The village, consisting of twelve lodges, was now temporarily deserted, the Indians being probably absent on a hunt; but if so, it was remarkable that not a soul or living thing was left behind, not even a dog. My guide, indeed, informed me that the cause of the desertion was the fears entertained of an attack from the Sioux, in retaliation for the massacre lately perpetrated by them on the heads of the St. Peter's."
In 1823, Count Beltrami came up the Mississippi on the steamer Virginia (118 feet long and twenty-two feet wide) in the month of May, and stopped at Prairie du Chien; among the passengers were Maj. Biddle, Mr. Talliaferro, and Lieut. Russel.
Maj. S H Long, USA, the same year, made his journey up the Mississippi by order of the Government to discover the sources of St. Peter's river.

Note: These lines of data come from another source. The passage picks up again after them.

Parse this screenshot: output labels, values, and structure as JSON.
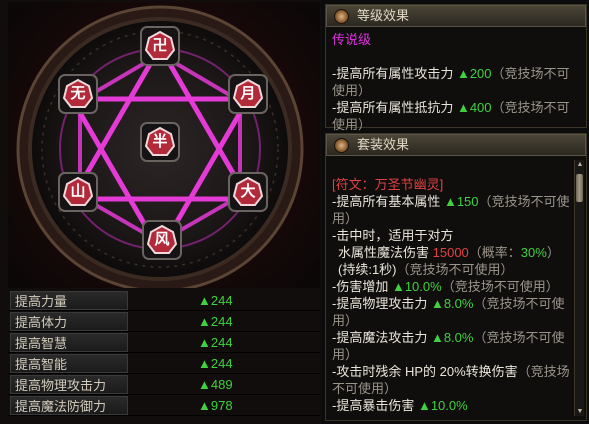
{
  "runes": {
    "top": "卍",
    "upper_left": "无",
    "upper_right": "月",
    "center": "半",
    "lower_left": "山",
    "lower_right": "大",
    "bottom": "风"
  },
  "stats": [
    {
      "label": "提高力量",
      "value": "▲244"
    },
    {
      "label": "提高体力",
      "value": "▲244"
    },
    {
      "label": "提高智慧",
      "value": "▲244"
    },
    {
      "label": "提高智能",
      "value": "▲244"
    },
    {
      "label": "提高物理攻击力",
      "value": "▲489"
    },
    {
      "label": "提高魔法防御力",
      "value": "▲978"
    }
  ],
  "grade_panel": {
    "title": "等级效果",
    "grade": "传说级",
    "lines": [
      {
        "text": "-提高所有属性攻击力 ",
        "value": "▲200",
        "note": "（竞技场不可使用）"
      },
      {
        "text": "-提高所有属性抵抗力 ",
        "value": "▲400",
        "note": "（竞技场不可使用）"
      }
    ]
  },
  "set_panel": {
    "title": "套装效果",
    "set_name": "[符文：万圣节幽灵]",
    "line1_text": "-提高所有基本属性 ",
    "line1_value": "▲150",
    "line1_note": "（竞技场不可使用）",
    "line2_text": "-击中时，适用于对方",
    "line3_text": "水属性魔法伤害 ",
    "line3_value": "15000",
    "line3_mid": "（概率：",
    "line3_pct": "30%",
    "line3_close": "）",
    "line3_dur": "(持续:1秒)",
    "line3_note": "（竞技场不可使用）",
    "line4_text": "-伤害增加 ",
    "line4_value": "▲10.0%",
    "line4_note": "（竞技场不可使用）",
    "line5_text": "-提高物理攻击力 ",
    "line5_value": "▲8.0%",
    "line5_note": "（竞技场不可使用）",
    "line6_text": "-提高魔法攻击力 ",
    "line6_value": "▲8.0%",
    "line6_note": "（竞技场不可使用）",
    "line7_text": "-攻击时残余 HP的 20%转换伤害",
    "line7_note": "（竞技场不可使用）",
    "line8_text": "-提高暴击伤害 ",
    "line8_value": "▲10.0%"
  },
  "colors": {
    "legend": "#e02fe0",
    "positive": "#3fd13f",
    "set_name": "#e04141",
    "hexagram": "#e43ad6"
  }
}
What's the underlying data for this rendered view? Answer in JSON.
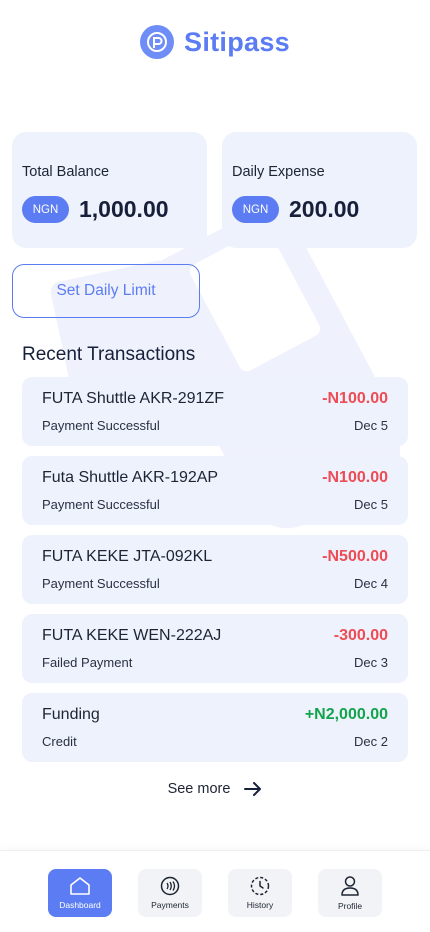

His party left Philadelphia for Fort Dearborn, Chicago, and thence by land northwest through Illinois and what is now the southwestern counties of Wisconsin to Prairie du Chien, where they arrived on June 20 --- found Col. Morgan in command. The route taken from Fort Dearborn is believed to be the first that ever was taken by the whites, the journey occupied nine days, traversing 228 miles. He says that there were about twenty dwellings with a population of 150. The Fort, he says, is the rudest and most uncomfortable he had ever seen. The site is low and unpleasant. He refers to the ancient mounds in the vicinity which have been heretofore described. The party were here re-inforced, and proceeded up the river. There were but few Indians here at the time.
Col. T L McKenney, one of the commissioners to treat with the Indians at Butte des Morts, came up the Fox river and down the Wisconsin to Prairie du Chien, arriving at this place, September 3, 1827. He says: "The buildings are old and in a state of decay, only two good houses, Rollette's and Judge Lockwood's, about 100 decaying tenements, the picket fort standing on the plain a little north of the village, [where the Dousman residence now (1884) stands] and quite a ruin."
2 - These distances are reduces by Cx. Doc. 237, respectively to 260 and 542 miles.
3 - This officer entered the army in 1812, serving with reputation. He rose through the various grades of the service to the rank of Lieut. Col. Of the 6th infantry. He lost his life on the 25th of April, 1838, by the explosion of the steamer Moselle, on the Ohio River.
4 - It was at this spot, 137 years ago, that Marquette and M. Joliet, coming from the lakes, discovered the Mississippi.
5 - Now the site of Cassville, Grant Co., Wis. It is a post town, pleasantly situated, with a population of 200.